• [Task to complete]:
With pictures omitted, restate the data word for word.

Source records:
--*--

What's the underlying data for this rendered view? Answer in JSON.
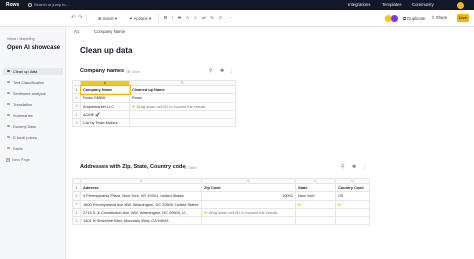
{
  "topbar": {
    "brand": "Rows",
    "search_placeholder": "Search or jump to...",
    "nav": [
      "Integrations",
      "Templates",
      "Community"
    ]
  },
  "toolbar": {
    "insert_label": "Insert",
    "actions_label": "Actions",
    "duplicate_label": "Duplicate",
    "share_label": "Share",
    "live_label": "Live"
  },
  "formula_bar": {
    "cell_ref": "A1",
    "value": "Company Name"
  },
  "sidebar": {
    "breadcrumb": "Views / Marketing",
    "title": "Open AI showcase",
    "items": [
      {
        "label": "Clean up data",
        "active": true
      },
      {
        "label": "Text Classification",
        "active": false
      },
      {
        "label": "Sentiment analysis",
        "active": false
      },
      {
        "label": "Translation",
        "active": false
      },
      {
        "label": "Summaries",
        "active": false
      },
      {
        "label": "Dummy Data",
        "active": false
      },
      {
        "label": "E-book prices",
        "active": false
      },
      {
        "label": "Facts",
        "active": false
      }
    ],
    "new_page": "New Page"
  },
  "main": {
    "title": "Clean up data",
    "table1": {
      "title": "Company names",
      "tag": "Table",
      "col_letters": [
        "A",
        "B"
      ],
      "headers": [
        "Company Name",
        "Cleaned up Name"
      ],
      "rows": [
        {
          "rn": "2",
          "a": "Rows GMBH",
          "b": "Rows"
        },
        {
          "rn": "3",
          "a": "Amplemarket LLC",
          "b": "Drag down cell B2 to expand the results"
        },
        {
          "rn": "4",
          "a": "ACME 🚀",
          "b": ""
        },
        {
          "rn": "5",
          "a": "Car by Tesla Motors",
          "b": ""
        }
      ]
    },
    "table2": {
      "title": "Addresses with Zip, State, Country code",
      "tag": "Table",
      "col_letters": [
        "A",
        "B",
        "C",
        "D"
      ],
      "headers": [
        "Address",
        "Zip Code",
        "State",
        "Country Code"
      ],
      "rows": [
        {
          "rn": "2",
          "a": "4 Pennsylvania Plaza, New York, NY 10001, United States",
          "b": "10001",
          "c": "New York",
          "d": "US"
        },
        {
          "rn": "3",
          "a": "1600 Pennsylvania Ave NW, Washington, DC 20500, United States",
          "b": "",
          "c": "",
          "d": ""
        },
        {
          "rn": "4",
          "a": "2715 S. & Constitution Ave. NW, Washington, DC 20500, U...",
          "b": "Drag down cell B2 to expand the results",
          "c": "",
          "d": ""
        },
        {
          "rn": "5",
          "a": "1401 N Shoreline Blvd, Mountain View, CA 94043",
          "b": "",
          "c": "",
          "d": ""
        }
      ]
    }
  },
  "colors": {
    "topbar": "#121826",
    "accent": "#f5b400",
    "sidebar_bg": "#f6f7f9"
  }
}
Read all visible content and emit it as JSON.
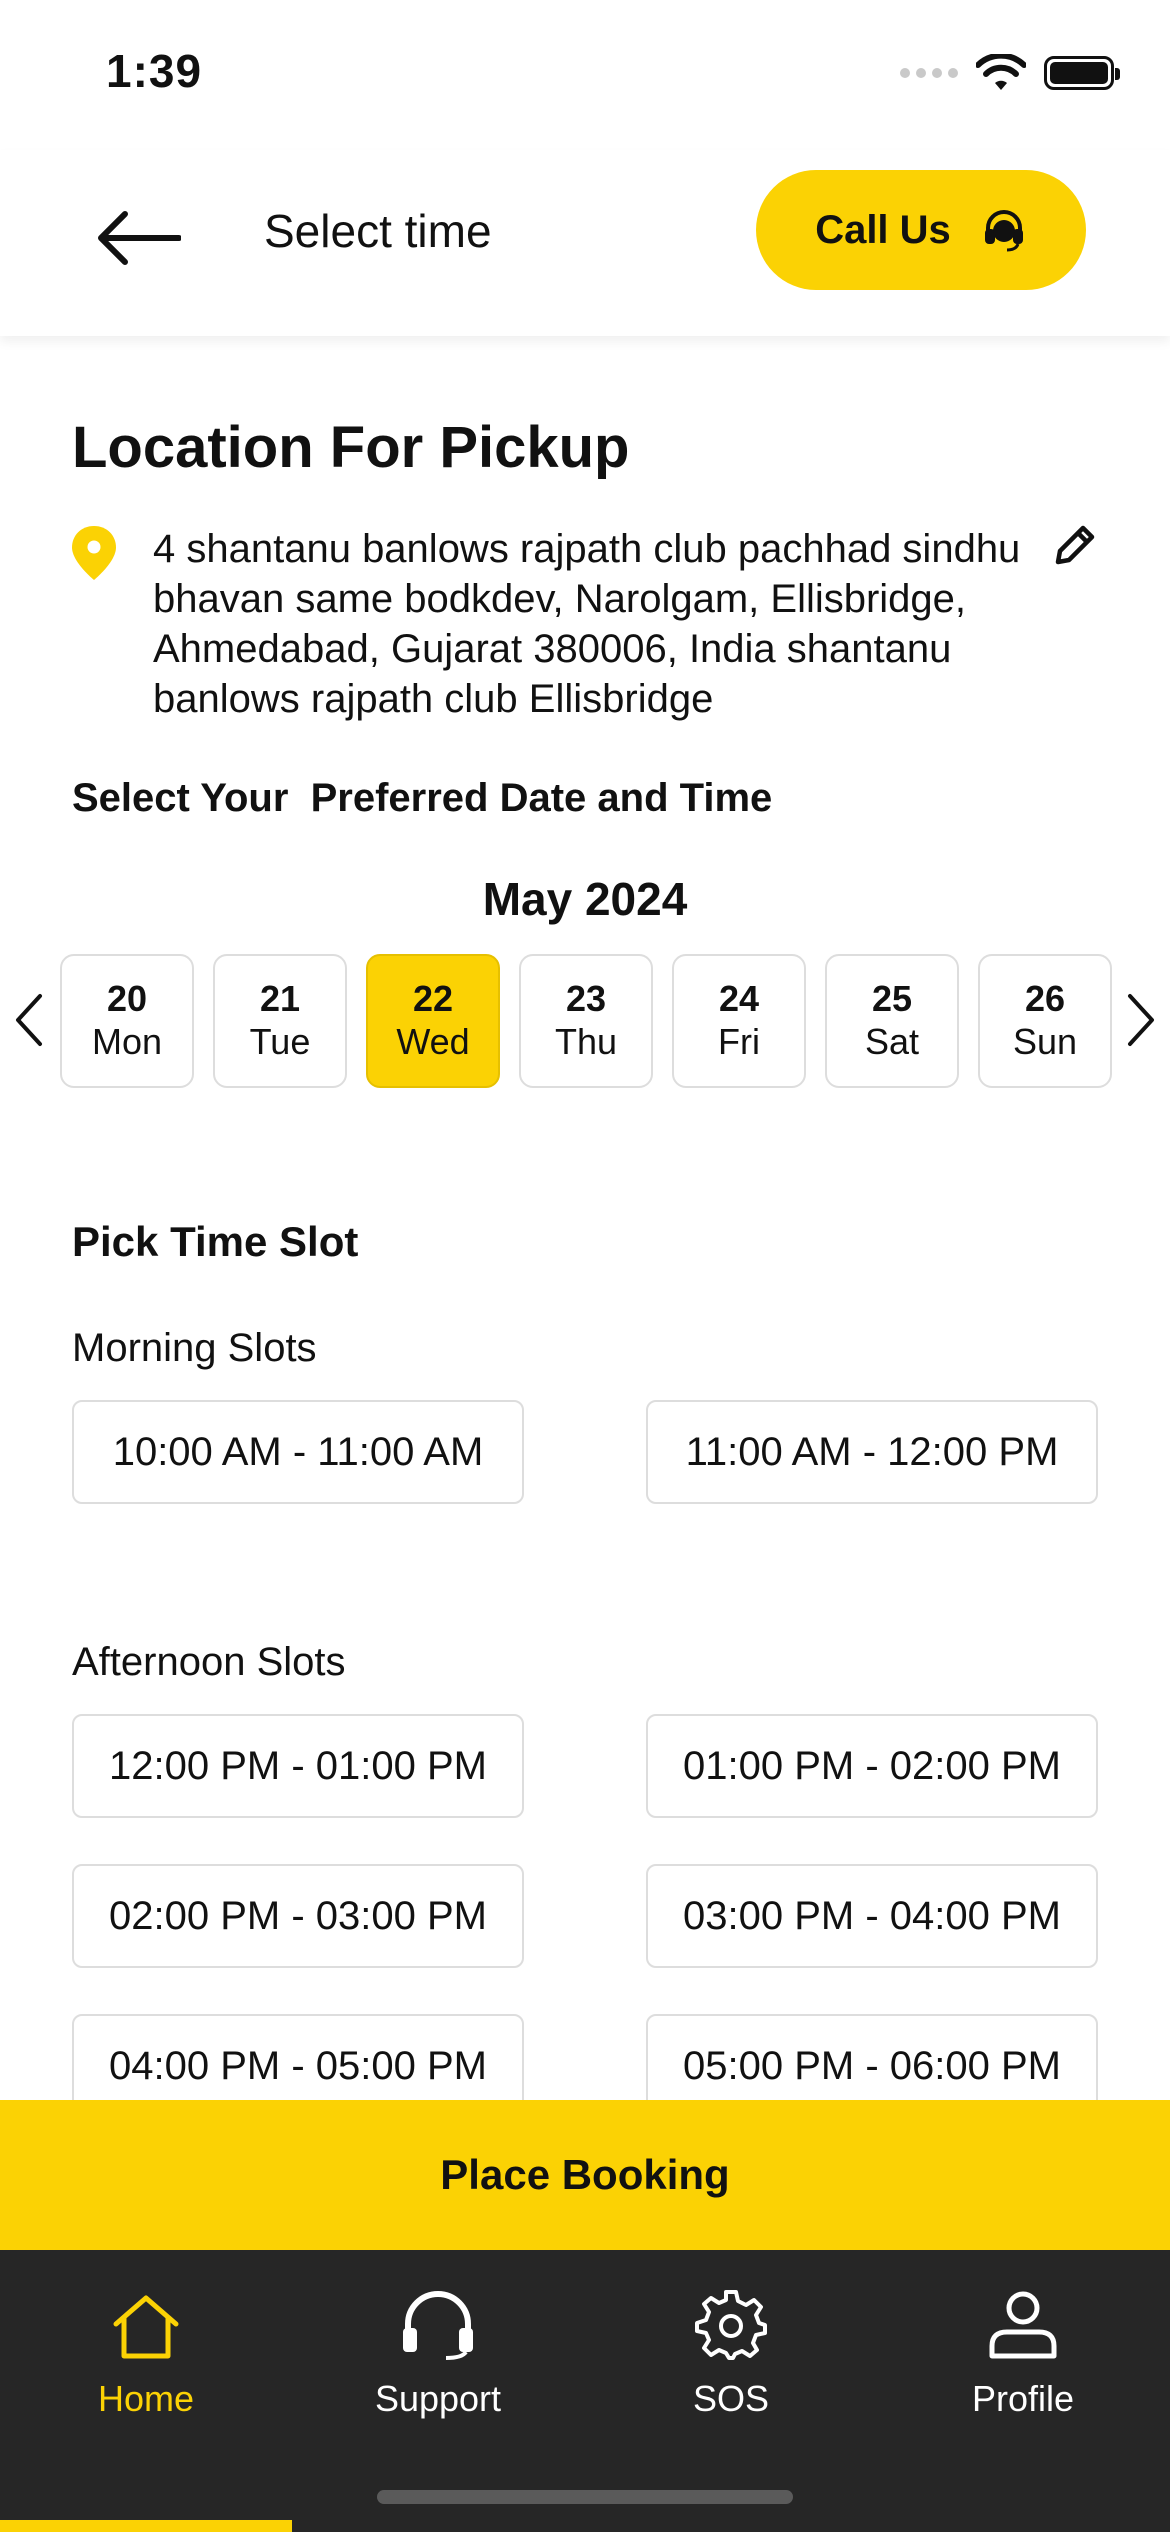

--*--

• [Answer to the exercise]:
What's the underlying data for this rendered view? Answer in JSON.
{
  "topbar": {
    "brand": "Rows",
    "search_placeholder": "Search or jump to...",
    "nav": [
      "Integrations",
      "Templates",
      "Community"
    ]
  },
  "toolbar": {
    "insert_label": "Insert",
    "actions_label": "Actions",
    "duplicate_label": "Duplicate",
    "share_label": "Share",
    "live_label": "Live"
  },
  "formula_bar": {
    "cell_ref": "A1",
    "value": "Company Name"
  },
  "sidebar": {
    "breadcrumb": "Views / Marketing",
    "title": "Open AI showcase",
    "items": [
      {
        "label": "Clean up data",
        "active": true
      },
      {
        "label": "Text Classification",
        "active": false
      },
      {
        "label": "Sentiment analysis",
        "active": false
      },
      {
        "label": "Translation",
        "active": false
      },
      {
        "label": "Summaries",
        "active": false
      },
      {
        "label": "Dummy Data",
        "active": false
      },
      {
        "label": "E-book prices",
        "active": false
      },
      {
        "label": "Facts",
        "active": false
      }
    ],
    "new_page": "New Page"
  },
  "main": {
    "title": "Clean up data",
    "table1": {
      "title": "Company names",
      "tag": "Table",
      "col_letters": [
        "A",
        "B"
      ],
      "headers": [
        "Company Name",
        "Cleaned up Name"
      ],
      "rows": [
        {
          "rn": "2",
          "a": "Rows GMBH",
          "b": "Rows"
        },
        {
          "rn": "3",
          "a": "Amplemarket LLC",
          "b": "Drag down cell B2 to expand the results"
        },
        {
          "rn": "4",
          "a": "ACME 🚀",
          "b": ""
        },
        {
          "rn": "5",
          "a": "Car by Tesla Motors",
          "b": ""
        }
      ]
    },
    "table2": {
      "title": "Addresses with Zip, State, Country code",
      "tag": "Table",
      "col_letters": [
        "A",
        "B",
        "C",
        "D"
      ],
      "headers": [
        "Address",
        "Zip Code",
        "State",
        "Country Code"
      ],
      "rows": [
        {
          "rn": "2",
          "a": "4 Pennsylvania Plaza, New York, NY 10001, United States",
          "b": "10001",
          "c": "New York",
          "d": "US"
        },
        {
          "rn": "3",
          "a": "1600 Pennsylvania Ave NW, Washington, DC 20500, United States",
          "b": "",
          "c": "",
          "d": ""
        },
        {
          "rn": "4",
          "a": "2715 S. & Constitution Ave. NW, Washington, DC 20500, U...",
          "b": "Drag down cell B2 to expand the results",
          "c": "",
          "d": ""
        },
        {
          "rn": "5",
          "a": "1401 N Shoreline Blvd, Mountain View, CA 94043",
          "b": "",
          "c": "",
          "d": ""
        }
      ]
    }
  },
  "colors": {
    "topbar": "#121826",
    "accent": "#f5b400",
    "sidebar_bg": "#f6f7f9"
  }
}
Read all visible content and emit it as JSON.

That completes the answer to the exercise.